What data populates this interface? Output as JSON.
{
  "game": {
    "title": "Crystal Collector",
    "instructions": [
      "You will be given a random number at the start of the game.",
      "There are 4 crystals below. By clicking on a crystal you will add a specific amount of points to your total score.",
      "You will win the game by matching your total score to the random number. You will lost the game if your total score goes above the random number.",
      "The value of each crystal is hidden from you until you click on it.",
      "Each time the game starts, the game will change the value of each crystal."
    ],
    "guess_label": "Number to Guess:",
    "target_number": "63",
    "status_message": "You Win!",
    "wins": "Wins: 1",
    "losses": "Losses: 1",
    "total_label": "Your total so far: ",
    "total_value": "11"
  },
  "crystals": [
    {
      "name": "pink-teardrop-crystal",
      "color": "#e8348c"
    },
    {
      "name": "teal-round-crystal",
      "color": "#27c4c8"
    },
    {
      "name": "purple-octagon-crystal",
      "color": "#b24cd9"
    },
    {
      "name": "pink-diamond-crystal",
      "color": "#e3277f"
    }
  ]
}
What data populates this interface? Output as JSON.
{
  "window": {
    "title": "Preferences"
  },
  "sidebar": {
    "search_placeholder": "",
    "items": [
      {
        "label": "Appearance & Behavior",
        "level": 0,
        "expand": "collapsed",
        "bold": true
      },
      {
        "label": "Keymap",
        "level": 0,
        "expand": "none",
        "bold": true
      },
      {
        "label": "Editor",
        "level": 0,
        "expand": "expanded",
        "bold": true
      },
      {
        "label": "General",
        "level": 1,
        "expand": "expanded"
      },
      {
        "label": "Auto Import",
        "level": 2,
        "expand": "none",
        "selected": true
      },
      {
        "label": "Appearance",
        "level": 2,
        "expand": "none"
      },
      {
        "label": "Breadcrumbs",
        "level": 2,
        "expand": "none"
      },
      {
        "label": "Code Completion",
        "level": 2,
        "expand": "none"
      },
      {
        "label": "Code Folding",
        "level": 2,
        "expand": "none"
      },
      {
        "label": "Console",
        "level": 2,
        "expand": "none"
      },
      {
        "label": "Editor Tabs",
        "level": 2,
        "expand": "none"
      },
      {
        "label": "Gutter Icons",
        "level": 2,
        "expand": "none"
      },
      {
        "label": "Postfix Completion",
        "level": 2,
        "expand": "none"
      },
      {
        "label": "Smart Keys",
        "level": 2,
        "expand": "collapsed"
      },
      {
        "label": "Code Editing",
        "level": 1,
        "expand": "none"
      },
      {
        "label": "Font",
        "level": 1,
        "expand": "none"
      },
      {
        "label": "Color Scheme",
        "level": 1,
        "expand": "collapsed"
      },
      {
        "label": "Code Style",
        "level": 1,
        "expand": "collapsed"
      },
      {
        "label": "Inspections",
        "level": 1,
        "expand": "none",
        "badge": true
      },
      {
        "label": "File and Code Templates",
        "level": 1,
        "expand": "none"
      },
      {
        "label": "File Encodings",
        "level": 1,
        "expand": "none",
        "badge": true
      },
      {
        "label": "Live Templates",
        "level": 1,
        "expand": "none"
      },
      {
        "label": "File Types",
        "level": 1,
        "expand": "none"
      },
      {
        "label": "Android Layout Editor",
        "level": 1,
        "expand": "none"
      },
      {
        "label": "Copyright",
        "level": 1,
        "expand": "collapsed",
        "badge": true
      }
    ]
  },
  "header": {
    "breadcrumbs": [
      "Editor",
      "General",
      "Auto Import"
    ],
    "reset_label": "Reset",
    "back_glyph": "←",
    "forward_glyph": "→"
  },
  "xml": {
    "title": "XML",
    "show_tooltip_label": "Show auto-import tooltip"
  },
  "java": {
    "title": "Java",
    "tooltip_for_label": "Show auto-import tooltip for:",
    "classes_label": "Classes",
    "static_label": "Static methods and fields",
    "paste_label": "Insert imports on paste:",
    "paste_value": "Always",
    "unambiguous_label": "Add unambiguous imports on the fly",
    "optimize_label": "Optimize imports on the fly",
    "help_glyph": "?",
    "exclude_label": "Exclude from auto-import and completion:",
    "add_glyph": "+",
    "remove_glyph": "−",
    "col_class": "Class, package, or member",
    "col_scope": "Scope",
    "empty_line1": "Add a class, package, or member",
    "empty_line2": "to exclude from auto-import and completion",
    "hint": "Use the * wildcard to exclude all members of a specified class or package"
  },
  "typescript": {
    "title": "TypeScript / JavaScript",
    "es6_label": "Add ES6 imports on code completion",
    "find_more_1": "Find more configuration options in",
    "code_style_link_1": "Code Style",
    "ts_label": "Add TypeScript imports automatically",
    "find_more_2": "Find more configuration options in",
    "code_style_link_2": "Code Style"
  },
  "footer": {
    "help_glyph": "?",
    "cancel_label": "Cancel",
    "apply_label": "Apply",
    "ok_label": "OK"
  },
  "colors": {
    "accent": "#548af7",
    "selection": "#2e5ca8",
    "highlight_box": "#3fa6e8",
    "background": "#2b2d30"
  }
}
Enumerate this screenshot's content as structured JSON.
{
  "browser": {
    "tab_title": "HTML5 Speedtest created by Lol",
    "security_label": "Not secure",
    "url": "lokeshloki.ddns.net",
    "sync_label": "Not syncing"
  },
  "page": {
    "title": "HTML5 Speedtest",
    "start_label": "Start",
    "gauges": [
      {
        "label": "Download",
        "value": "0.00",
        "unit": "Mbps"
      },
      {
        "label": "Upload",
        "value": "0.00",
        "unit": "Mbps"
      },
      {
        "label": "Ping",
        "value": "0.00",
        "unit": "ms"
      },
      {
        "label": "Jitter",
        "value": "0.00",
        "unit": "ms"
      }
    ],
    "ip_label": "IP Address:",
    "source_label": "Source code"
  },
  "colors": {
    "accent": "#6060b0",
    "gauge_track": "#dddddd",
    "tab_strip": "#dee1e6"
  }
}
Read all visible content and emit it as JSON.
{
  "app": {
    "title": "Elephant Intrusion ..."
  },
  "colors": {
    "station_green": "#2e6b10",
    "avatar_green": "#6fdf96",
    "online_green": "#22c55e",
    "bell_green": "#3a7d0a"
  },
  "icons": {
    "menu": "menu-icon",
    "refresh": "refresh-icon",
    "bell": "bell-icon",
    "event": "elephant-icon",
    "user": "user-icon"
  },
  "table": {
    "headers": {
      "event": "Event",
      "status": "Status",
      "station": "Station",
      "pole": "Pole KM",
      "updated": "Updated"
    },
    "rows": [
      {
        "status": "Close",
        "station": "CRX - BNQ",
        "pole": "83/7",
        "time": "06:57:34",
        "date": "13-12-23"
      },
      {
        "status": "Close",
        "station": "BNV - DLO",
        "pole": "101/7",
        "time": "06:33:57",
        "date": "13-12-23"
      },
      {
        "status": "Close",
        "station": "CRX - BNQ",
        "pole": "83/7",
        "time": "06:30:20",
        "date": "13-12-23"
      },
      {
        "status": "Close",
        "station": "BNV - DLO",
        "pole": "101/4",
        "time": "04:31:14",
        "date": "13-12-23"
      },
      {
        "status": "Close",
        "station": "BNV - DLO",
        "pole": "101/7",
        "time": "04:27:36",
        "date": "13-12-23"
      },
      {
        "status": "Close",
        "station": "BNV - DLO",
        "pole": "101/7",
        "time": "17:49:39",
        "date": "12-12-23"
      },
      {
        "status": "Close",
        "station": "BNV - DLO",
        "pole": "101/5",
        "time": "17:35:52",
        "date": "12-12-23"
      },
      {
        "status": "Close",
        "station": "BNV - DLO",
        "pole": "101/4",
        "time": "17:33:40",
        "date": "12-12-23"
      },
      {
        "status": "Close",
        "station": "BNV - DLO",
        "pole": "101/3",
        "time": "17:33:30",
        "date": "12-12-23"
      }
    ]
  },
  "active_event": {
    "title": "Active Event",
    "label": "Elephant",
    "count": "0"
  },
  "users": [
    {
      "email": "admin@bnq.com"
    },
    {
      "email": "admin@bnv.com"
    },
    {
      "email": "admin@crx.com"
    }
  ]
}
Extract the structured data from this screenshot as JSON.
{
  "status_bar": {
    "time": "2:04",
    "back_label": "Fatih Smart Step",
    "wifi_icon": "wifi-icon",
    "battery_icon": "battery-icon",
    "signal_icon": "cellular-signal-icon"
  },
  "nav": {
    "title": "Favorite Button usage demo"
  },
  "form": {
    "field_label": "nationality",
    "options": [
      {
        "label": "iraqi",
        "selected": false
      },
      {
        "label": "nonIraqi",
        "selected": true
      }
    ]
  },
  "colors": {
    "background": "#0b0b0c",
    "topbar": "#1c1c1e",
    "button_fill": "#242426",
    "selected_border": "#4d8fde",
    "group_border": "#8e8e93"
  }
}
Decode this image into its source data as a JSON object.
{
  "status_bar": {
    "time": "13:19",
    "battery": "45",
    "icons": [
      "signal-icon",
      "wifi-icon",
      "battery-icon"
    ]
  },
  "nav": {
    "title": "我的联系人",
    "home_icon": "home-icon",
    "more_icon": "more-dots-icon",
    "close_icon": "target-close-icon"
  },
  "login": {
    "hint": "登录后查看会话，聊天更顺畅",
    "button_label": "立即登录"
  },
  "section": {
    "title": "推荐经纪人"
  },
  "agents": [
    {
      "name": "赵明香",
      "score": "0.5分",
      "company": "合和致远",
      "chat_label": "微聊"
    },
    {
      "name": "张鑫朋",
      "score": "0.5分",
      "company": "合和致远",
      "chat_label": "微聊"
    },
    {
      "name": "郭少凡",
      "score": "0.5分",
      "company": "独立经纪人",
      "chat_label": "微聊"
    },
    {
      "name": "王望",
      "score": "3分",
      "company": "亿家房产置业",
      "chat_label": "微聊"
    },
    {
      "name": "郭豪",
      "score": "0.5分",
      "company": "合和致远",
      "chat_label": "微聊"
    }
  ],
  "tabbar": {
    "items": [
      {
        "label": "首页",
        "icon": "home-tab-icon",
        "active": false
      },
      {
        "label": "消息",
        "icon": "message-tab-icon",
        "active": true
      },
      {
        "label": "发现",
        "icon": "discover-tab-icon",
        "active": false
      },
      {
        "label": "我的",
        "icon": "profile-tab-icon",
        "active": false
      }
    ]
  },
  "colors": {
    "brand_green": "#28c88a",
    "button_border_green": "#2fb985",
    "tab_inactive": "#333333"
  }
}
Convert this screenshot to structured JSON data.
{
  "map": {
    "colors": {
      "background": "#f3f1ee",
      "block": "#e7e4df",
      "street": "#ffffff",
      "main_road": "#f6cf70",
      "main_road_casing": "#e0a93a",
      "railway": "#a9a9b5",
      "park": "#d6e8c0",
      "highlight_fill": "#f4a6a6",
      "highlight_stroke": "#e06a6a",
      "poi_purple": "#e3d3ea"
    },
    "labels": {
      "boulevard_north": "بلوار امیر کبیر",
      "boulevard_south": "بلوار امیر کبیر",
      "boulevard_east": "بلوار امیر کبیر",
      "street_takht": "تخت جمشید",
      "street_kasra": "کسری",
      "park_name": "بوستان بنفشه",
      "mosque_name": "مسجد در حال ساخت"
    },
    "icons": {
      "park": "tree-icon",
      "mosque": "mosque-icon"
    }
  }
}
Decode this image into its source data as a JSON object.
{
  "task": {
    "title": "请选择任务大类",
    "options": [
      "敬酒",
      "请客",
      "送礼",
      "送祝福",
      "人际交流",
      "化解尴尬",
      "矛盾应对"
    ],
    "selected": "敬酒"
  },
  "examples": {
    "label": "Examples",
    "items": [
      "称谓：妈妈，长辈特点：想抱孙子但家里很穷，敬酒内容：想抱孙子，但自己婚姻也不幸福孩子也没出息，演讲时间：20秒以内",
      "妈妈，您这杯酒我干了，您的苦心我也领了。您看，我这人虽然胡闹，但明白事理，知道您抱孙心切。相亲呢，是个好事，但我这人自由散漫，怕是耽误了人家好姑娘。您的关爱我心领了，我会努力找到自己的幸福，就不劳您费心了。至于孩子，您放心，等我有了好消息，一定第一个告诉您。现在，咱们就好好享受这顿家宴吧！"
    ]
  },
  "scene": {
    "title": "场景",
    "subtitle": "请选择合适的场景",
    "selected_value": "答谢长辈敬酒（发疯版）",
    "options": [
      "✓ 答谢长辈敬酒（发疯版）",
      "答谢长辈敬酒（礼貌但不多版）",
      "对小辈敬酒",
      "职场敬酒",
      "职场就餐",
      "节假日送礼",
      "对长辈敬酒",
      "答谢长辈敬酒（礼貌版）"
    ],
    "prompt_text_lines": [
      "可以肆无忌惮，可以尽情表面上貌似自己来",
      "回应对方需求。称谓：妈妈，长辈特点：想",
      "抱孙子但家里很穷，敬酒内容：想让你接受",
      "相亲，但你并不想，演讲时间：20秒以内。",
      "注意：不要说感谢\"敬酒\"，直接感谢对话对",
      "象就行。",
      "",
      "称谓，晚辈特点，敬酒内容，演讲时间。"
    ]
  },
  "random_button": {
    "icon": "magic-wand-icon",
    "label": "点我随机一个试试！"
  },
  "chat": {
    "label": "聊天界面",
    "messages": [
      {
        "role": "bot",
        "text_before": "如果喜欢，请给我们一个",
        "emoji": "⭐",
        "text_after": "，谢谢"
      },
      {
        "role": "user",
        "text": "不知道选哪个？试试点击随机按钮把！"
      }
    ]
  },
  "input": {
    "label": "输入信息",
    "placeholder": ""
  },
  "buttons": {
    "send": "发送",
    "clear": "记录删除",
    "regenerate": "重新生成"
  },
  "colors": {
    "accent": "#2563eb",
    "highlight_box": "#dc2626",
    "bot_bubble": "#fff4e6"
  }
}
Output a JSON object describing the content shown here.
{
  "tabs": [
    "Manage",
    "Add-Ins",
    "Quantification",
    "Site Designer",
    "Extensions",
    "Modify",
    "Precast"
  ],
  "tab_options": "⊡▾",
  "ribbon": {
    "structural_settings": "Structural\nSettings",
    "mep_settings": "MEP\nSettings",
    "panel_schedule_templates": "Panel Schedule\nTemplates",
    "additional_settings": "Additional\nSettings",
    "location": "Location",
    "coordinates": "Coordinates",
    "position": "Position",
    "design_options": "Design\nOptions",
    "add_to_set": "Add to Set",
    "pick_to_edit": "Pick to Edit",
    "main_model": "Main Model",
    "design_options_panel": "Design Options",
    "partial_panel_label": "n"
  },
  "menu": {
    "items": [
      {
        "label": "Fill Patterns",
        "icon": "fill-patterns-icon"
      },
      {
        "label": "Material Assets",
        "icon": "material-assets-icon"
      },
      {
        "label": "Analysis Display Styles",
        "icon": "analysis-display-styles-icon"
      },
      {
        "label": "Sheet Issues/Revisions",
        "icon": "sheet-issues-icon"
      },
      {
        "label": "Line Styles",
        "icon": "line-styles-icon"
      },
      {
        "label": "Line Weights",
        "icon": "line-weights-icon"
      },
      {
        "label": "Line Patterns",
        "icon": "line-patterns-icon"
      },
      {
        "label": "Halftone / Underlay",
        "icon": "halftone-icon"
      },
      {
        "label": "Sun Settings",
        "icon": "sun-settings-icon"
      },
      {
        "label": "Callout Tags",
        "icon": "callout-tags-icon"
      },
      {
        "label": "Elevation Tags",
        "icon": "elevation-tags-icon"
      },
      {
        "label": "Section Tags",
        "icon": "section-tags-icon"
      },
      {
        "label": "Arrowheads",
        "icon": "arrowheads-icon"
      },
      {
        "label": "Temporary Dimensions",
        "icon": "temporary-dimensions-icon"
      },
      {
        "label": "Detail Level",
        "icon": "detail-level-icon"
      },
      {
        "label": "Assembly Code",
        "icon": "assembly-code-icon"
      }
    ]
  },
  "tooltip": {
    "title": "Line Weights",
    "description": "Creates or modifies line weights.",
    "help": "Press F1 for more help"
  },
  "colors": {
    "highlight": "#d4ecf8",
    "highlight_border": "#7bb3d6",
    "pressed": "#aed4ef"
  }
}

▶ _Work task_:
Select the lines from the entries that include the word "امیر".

▶ _Exercise answer_:
      "boulevard_north": "بلوار امیر کبیر",
      "boulevard_south": "بلوار امیر کبیر",
      "boulevard_east": "بلوار امیر کبیر",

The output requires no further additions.